Pull every line holding the word "true" from the data below and copy it.

Records from a data source:

* * * * * * *

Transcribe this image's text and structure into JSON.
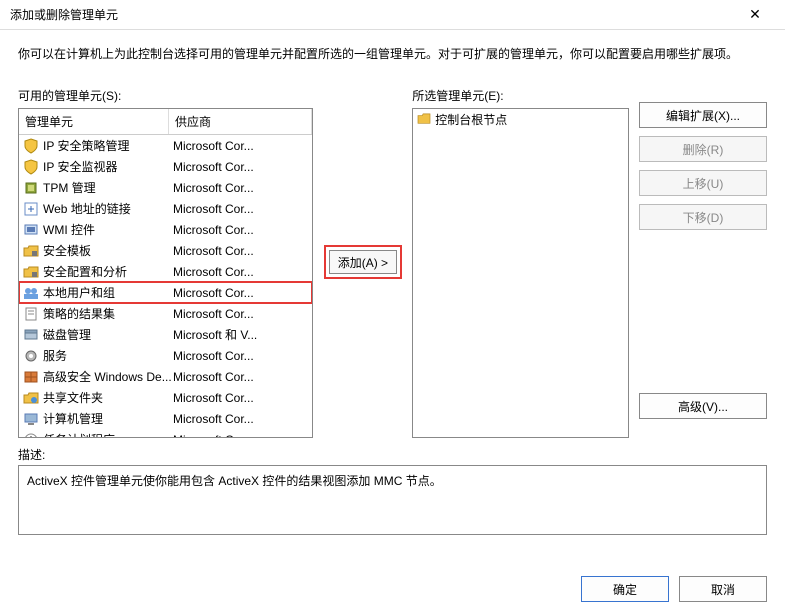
{
  "title": "添加或删除管理单元",
  "instruction": "你可以在计算机上为此控制台选择可用的管理单元并配置所选的一组管理单元。对于可扩展的管理单元，你可以配置要启用哪些扩展项。",
  "labels": {
    "available": "可用的管理单元(S):",
    "selected": "所选管理单元(E):",
    "col_name": "管理单元",
    "col_vendor": "供应商",
    "add": "添加(A) >",
    "edit_ext": "编辑扩展(X)...",
    "remove": "删除(R)",
    "move_up": "上移(U)",
    "move_down": "下移(D)",
    "advanced": "高级(V)...",
    "desc_label": "描述:",
    "ok": "确定",
    "cancel": "取消"
  },
  "available_items": [
    {
      "name": "IP 安全策略管理",
      "vendor": "Microsoft Cor...",
      "icon": "shield-yell"
    },
    {
      "name": "IP 安全监视器",
      "vendor": "Microsoft Cor...",
      "icon": "shield-yell"
    },
    {
      "name": "TPM 管理",
      "vendor": "Microsoft Cor...",
      "icon": "chip"
    },
    {
      "name": "Web 地址的链接",
      "vendor": "Microsoft Cor...",
      "icon": "link"
    },
    {
      "name": "WMI 控件",
      "vendor": "Microsoft Cor...",
      "icon": "wmi"
    },
    {
      "name": "安全模板",
      "vendor": "Microsoft Cor...",
      "icon": "folder-lock"
    },
    {
      "name": "安全配置和分析",
      "vendor": "Microsoft Cor...",
      "icon": "folder-lock"
    },
    {
      "name": "本地用户和组",
      "vendor": "Microsoft Cor...",
      "icon": "users",
      "hl": true
    },
    {
      "name": "策略的结果集",
      "vendor": "Microsoft Cor...",
      "icon": "doc"
    },
    {
      "name": "磁盘管理",
      "vendor": "Microsoft 和 V...",
      "icon": "disk"
    },
    {
      "name": "服务",
      "vendor": "Microsoft Cor...",
      "icon": "gear"
    },
    {
      "name": "高级安全 Windows De...",
      "vendor": "Microsoft Cor...",
      "icon": "firewall"
    },
    {
      "name": "共享文件夹",
      "vendor": "Microsoft Cor...",
      "icon": "share"
    },
    {
      "name": "计算机管理",
      "vendor": "Microsoft Cor...",
      "icon": "computer"
    },
    {
      "name": "任务计划程序",
      "vendor": "Microsoft Cor...",
      "icon": "clock"
    }
  ],
  "selected_root": "控制台根节点",
  "description": "ActiveX 控件管理单元使你能用包含 ActiveX 控件的结果视图添加 MMC 节点。"
}
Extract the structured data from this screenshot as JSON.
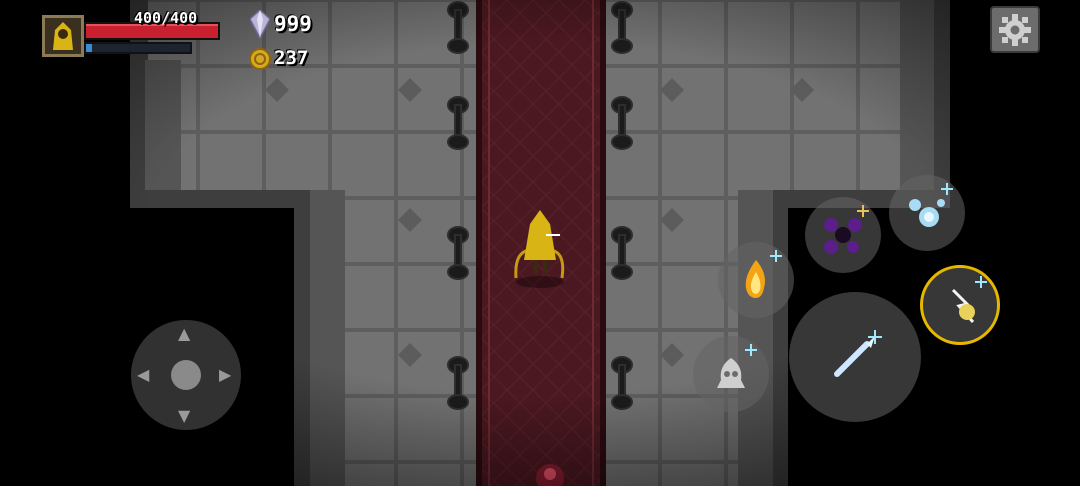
{
  "hud": {
    "hp_text": "400/400",
    "hp_fraction": 1.0,
    "mp_fraction": 0.06,
    "gem_count": "999",
    "coin_count": "237"
  },
  "colors": {
    "hp": "#c9202f",
    "mp": "#3b8ad8",
    "carpet": "#4a1820",
    "floor": "#6e6e6e",
    "active_ring": "#e6b800"
  },
  "icons": {
    "portrait": "hooded-hero-icon",
    "gem": "crystal-gem-icon",
    "coin": "gold-coin-icon",
    "settings": "gear-icon",
    "skills": [
      "ice-burst-icon",
      "shadow-void-icon",
      "fire-skill-icon",
      "lightning-skill-icon",
      "spirit-skill-icon",
      "ice-spear-icon"
    ]
  }
}
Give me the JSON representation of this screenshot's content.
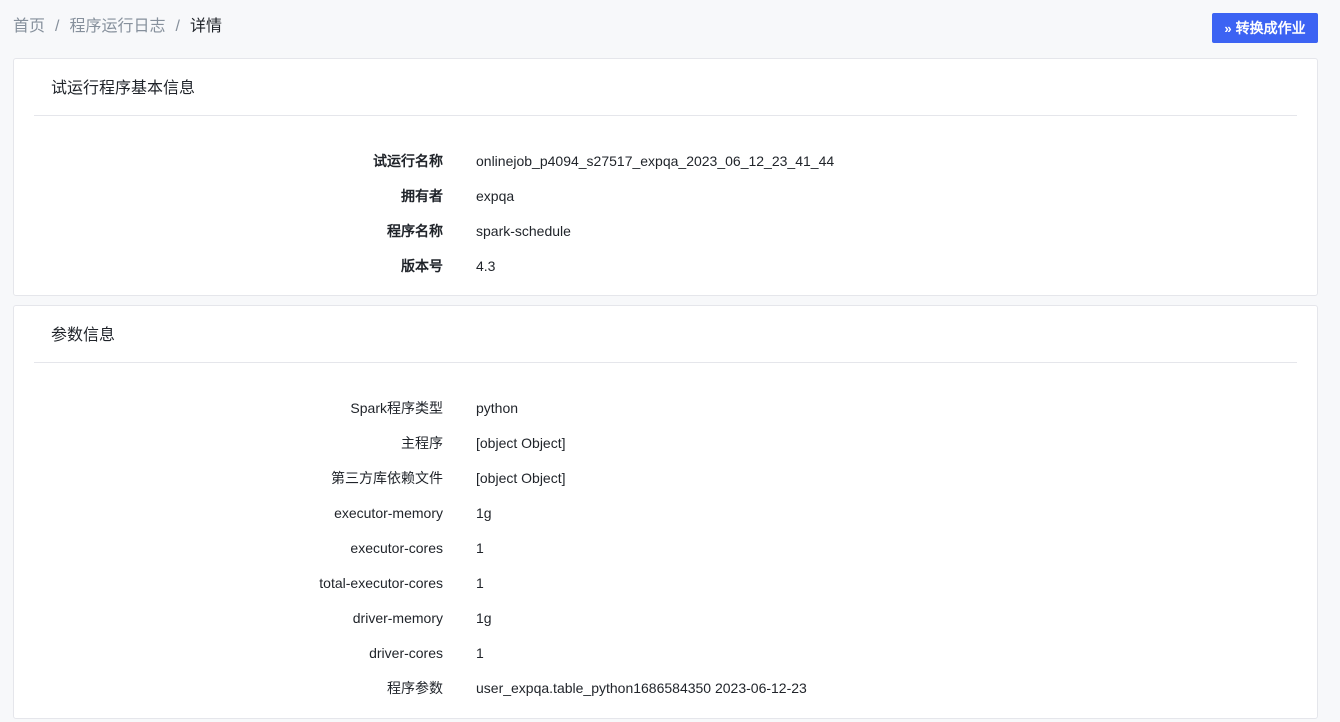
{
  "breadcrumb": {
    "home": "首页",
    "logs": "程序运行日志",
    "current": "详情",
    "separator": "/"
  },
  "toolbar": {
    "convert_icon": "»",
    "convert_label": "转换成作业"
  },
  "basic_info": {
    "title": "试运行程序基本信息",
    "rows": [
      {
        "label": "试运行名称",
        "value": "onlinejob_p4094_s27517_expqa_2023_06_12_23_41_44"
      },
      {
        "label": "拥有者",
        "value": "expqa"
      },
      {
        "label": "程序名称",
        "value": "spark-schedule"
      },
      {
        "label": "版本号",
        "value": "4.3"
      }
    ]
  },
  "params_info": {
    "title": "参数信息",
    "rows": [
      {
        "label": "Spark程序类型",
        "value": "python"
      },
      {
        "label": "主程序",
        "value": "[object Object]"
      },
      {
        "label": "第三方库依赖文件",
        "value": "[object Object]"
      },
      {
        "label": "executor-memory",
        "value": "1g"
      },
      {
        "label": "executor-cores",
        "value": "1"
      },
      {
        "label": "total-executor-cores",
        "value": "1"
      },
      {
        "label": "driver-memory",
        "value": "1g"
      },
      {
        "label": "driver-cores",
        "value": "1"
      },
      {
        "label": "程序参数",
        "value": "user_expqa.table_python1686584350 2023-06-12-23"
      }
    ]
  },
  "colors": {
    "primary": "#3c63f3",
    "text": "#1f2329",
    "muted": "#86909c",
    "border": "#e5e6eb"
  }
}
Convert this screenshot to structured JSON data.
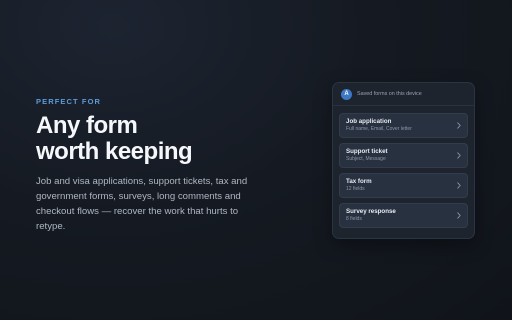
{
  "hero": {
    "eyebrow": "PERFECT FOR",
    "headline_line1": "Any form",
    "headline_line2": "worth keeping",
    "description": "Job and visa applications, support tickets, tax and government forms, surveys, long comments and checkout flows — recover the work that hurts to retype."
  },
  "panel": {
    "avatar_letter": "A",
    "header": "Saved forms on this device",
    "items": [
      {
        "title": "Job application",
        "subtitle": "Full name, Email, Cover letter"
      },
      {
        "title": "Support ticket",
        "subtitle": "Subject, Message"
      },
      {
        "title": "Tax form",
        "subtitle": "12 fields"
      },
      {
        "title": "Survey response",
        "subtitle": "8 fields"
      }
    ]
  },
  "colors": {
    "accent": "#5b9bd8",
    "avatar": "#3d78c4",
    "background": "#151a22"
  },
  "icons": {
    "item_chevron": "chevron-right-icon"
  }
}
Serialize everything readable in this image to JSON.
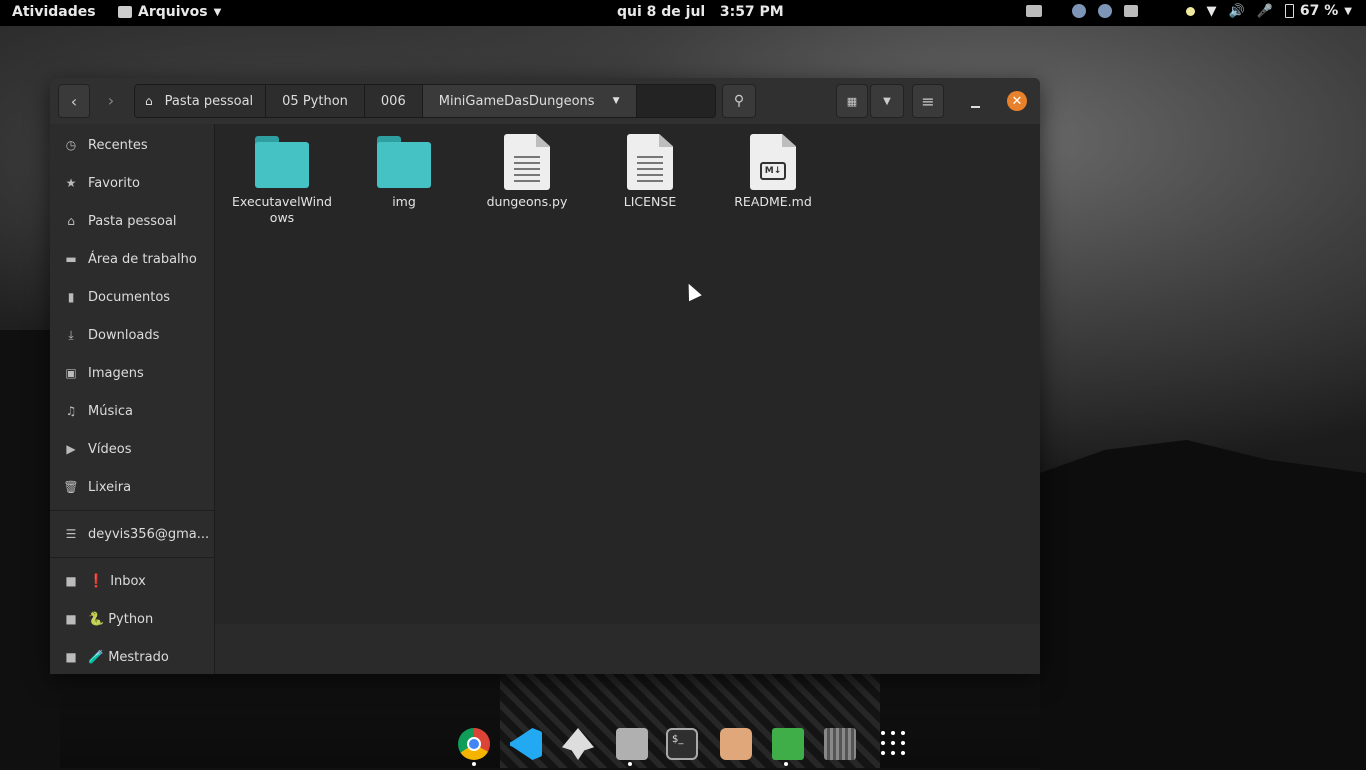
{
  "topbar": {
    "activities": "Atividades",
    "app_name": "Arquivos",
    "clock": "qui 8 de jul   3:57 PM",
    "battery": "67 %"
  },
  "headerbar": {
    "breadcrumbs": [
      "Pasta pessoal",
      "05 Python",
      "006",
      "MiniGameDasDungeons"
    ]
  },
  "sidebar": {
    "places": [
      {
        "label": "Recentes",
        "icon": "clock-icon"
      },
      {
        "label": "Favorito",
        "icon": "star-icon"
      },
      {
        "label": "Pasta pessoal",
        "icon": "home-icon"
      },
      {
        "label": "Área de trabalho",
        "icon": "desktop-icon"
      },
      {
        "label": "Documentos",
        "icon": "document-icon"
      },
      {
        "label": "Downloads",
        "icon": "download-icon"
      },
      {
        "label": "Imagens",
        "icon": "image-icon"
      },
      {
        "label": "Música",
        "icon": "music-icon"
      },
      {
        "label": "Vídeos",
        "icon": "video-icon"
      },
      {
        "label": "Lixeira",
        "icon": "trash-icon"
      }
    ],
    "account": {
      "label": "deyvis356@gma...",
      "icon": "network-drive-icon"
    },
    "bookmarks": [
      {
        "label": "Inbox",
        "emoji": "❗"
      },
      {
        "label": "Python",
        "emoji": "🐍"
      },
      {
        "label": "Mestrado",
        "emoji": "🧪"
      }
    ]
  },
  "files": [
    {
      "name": "ExecutavelWindows",
      "type": "folder"
    },
    {
      "name": "img",
      "type": "folder"
    },
    {
      "name": "dungeons.py",
      "type": "text"
    },
    {
      "name": "LICENSE",
      "type": "text"
    },
    {
      "name": "README.md",
      "type": "markdown",
      "badge": "M↓"
    }
  ],
  "colors": {
    "folder": "#45c3c4",
    "close_button": "#e8812b"
  }
}
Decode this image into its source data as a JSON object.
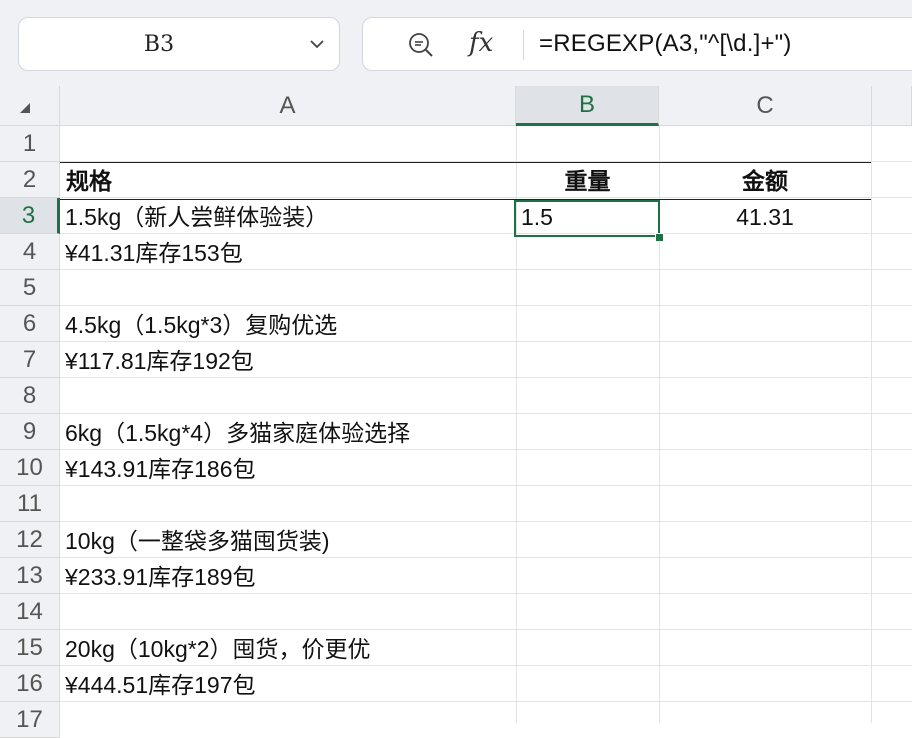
{
  "name_box": {
    "value": "B3"
  },
  "formula_bar": {
    "fx_label": "fx",
    "formula": "=REGEXP(A3,\"^[\\d.]+\")"
  },
  "columns": [
    "A",
    "B",
    "C"
  ],
  "selected_column": "B",
  "rows": [
    "1",
    "2",
    "3",
    "4",
    "5",
    "6",
    "7",
    "8",
    "9",
    "10",
    "11",
    "12",
    "13",
    "14",
    "15",
    "16",
    "17"
  ],
  "selected_row": "3",
  "cells": {
    "A2": "规格",
    "B2": "重量",
    "C2": "金额",
    "A3": "1.5kg（新人尝鲜体验装）",
    "B3": "1.5",
    "C3": "41.31",
    "A4": "¥41.31库存153包",
    "A6": "4.5kg（1.5kg*3）复购优选",
    "A7": "¥117.81库存192包",
    "A9": "6kg（1.5kg*4）多猫家庭体验选择",
    "A10": "¥143.91库存186包",
    "A12": "10kg（一整袋多猫囤货装)",
    "A13": "¥233.91库存189包",
    "A15": "20kg（10kg*2）囤货，价更优",
    "A16": "¥444.51库存197包"
  },
  "colors": {
    "accent": "#1e7145",
    "header_bg": "#f0f1f4",
    "gridline": "#e3e3e3"
  }
}
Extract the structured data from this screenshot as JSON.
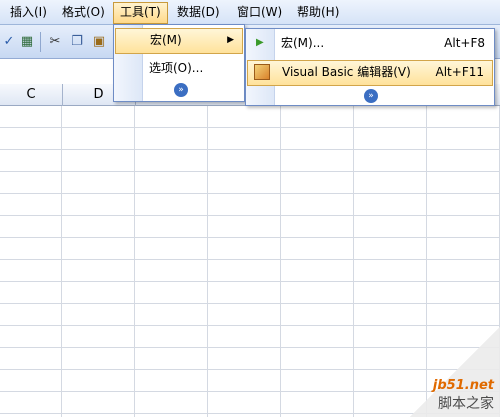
{
  "menubar": {
    "items": [
      "插入(I)",
      "格式(O)",
      "工具(T)",
      "数据(D)",
      "窗口(W)",
      "帮助(H)"
    ],
    "active_index": 2
  },
  "toolbar": {
    "icons": [
      "spell-check-icon",
      "research-icon",
      "cut-icon",
      "copy-icon",
      "paste-icon"
    ]
  },
  "columns": [
    "C",
    "D"
  ],
  "tools_menu": {
    "items": [
      {
        "label": "宏(M)",
        "has_submenu": true,
        "highlighted": true
      },
      {
        "label": "选项(O)...",
        "has_submenu": false,
        "highlighted": false
      }
    ],
    "expand_icon": "chevron-double-down-icon"
  },
  "macro_submenu": {
    "items": [
      {
        "label": "宏(M)...",
        "shortcut": "Alt+F8",
        "icon": "play-icon",
        "highlighted": false
      },
      {
        "label": "Visual Basic 编辑器(V)",
        "shortcut": "Alt+F11",
        "icon": "vb-editor-icon",
        "highlighted": true
      }
    ],
    "expand_icon": "chevron-double-down-icon"
  },
  "watermark": {
    "url": "jb51.net",
    "name": "脚本之家"
  },
  "colors": {
    "menu_border": "#6e8cc5",
    "highlight": "#ffe29b",
    "menubar": "#d6e3f7"
  }
}
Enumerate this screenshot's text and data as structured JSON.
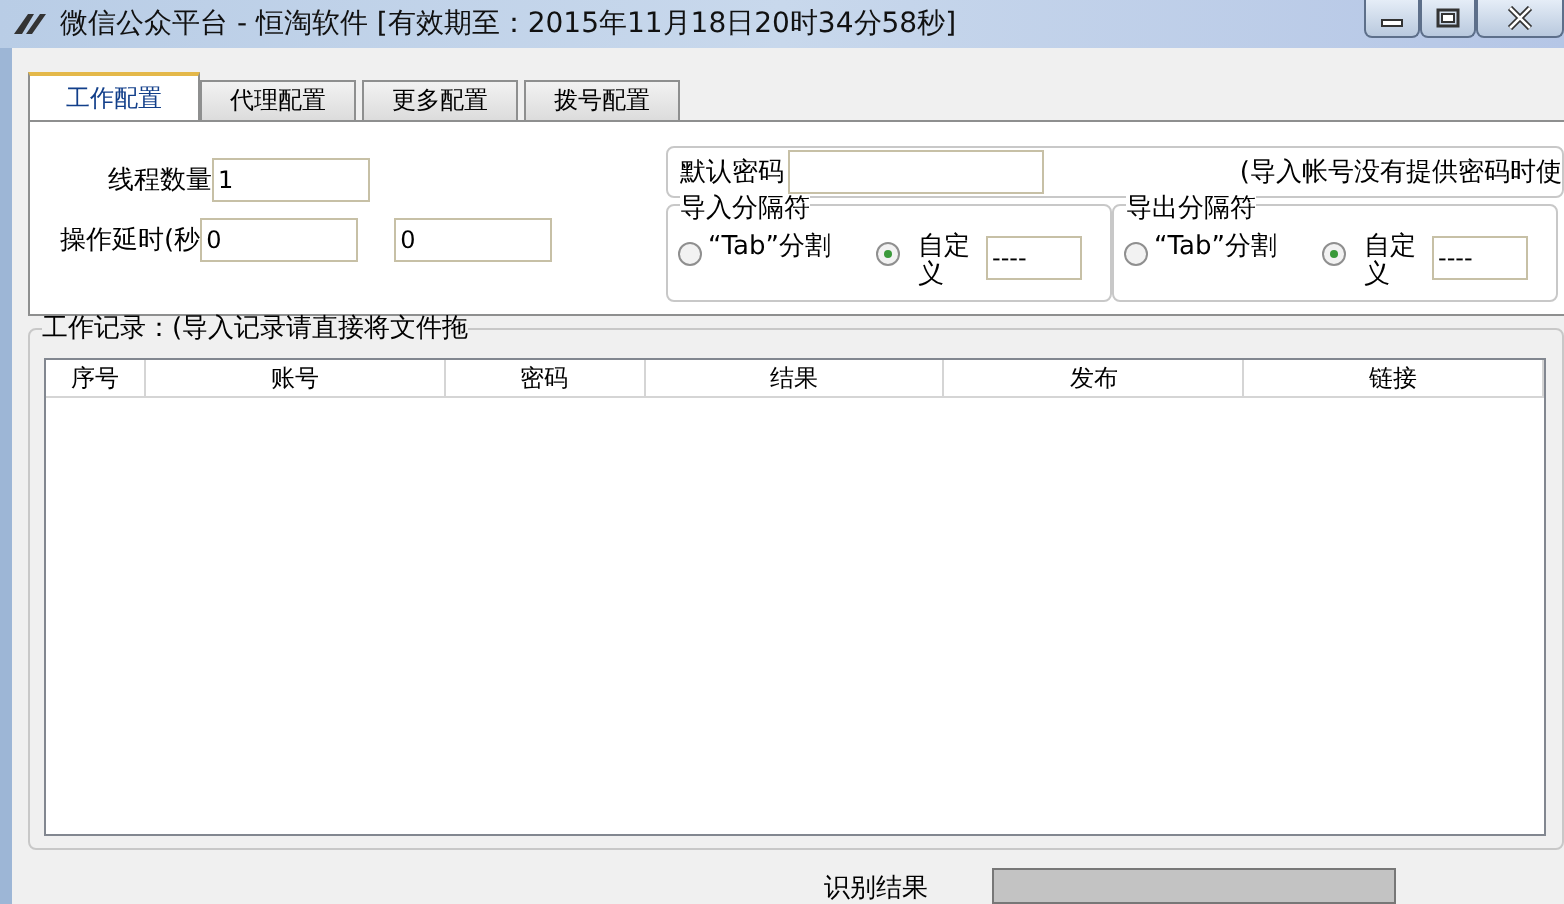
{
  "window": {
    "title": "微信公众平台 - 恒淘软件 [有效期至：2015年11月18日20时34分58秒]"
  },
  "tabs": [
    {
      "label": "工作配置",
      "selected": true
    },
    {
      "label": "代理配置",
      "selected": false
    },
    {
      "label": "更多配置",
      "selected": false
    },
    {
      "label": "拨号配置",
      "selected": false
    }
  ],
  "thread_count": {
    "label": "线程数量",
    "value": "1"
  },
  "delay": {
    "label": "操作延时(秒",
    "value_min": "0",
    "value_max": "0"
  },
  "default_password": {
    "label": "默认密码",
    "note": "(导入帐号没有提供密码时使"
  },
  "separators": [
    {
      "legend": "导入分隔符",
      "custom_value": "----",
      "options": [
        {
          "label": "“Tab”分割",
          "selected": false
        },
        {
          "label": "自定义",
          "selected": true
        }
      ]
    },
    {
      "legend": "导出分隔符",
      "custom_value": "----",
      "options": [
        {
          "label": "“Tab”分割",
          "selected": false
        },
        {
          "label": "自定义",
          "selected": true
        }
      ]
    }
  ],
  "work_log": {
    "legend": "工作记录：(导入记录请直接将文件拖",
    "columns": [
      "序号",
      "账号",
      "密码",
      "结果",
      "发布",
      "链接"
    ]
  },
  "recognition": {
    "label": "识别结果"
  }
}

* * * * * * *

### Response below
      "hl": true
        "has_submenu": true,
        "highlighted": true
        "highlighted": true
      "selected": true
          "selected": true
          "selected": true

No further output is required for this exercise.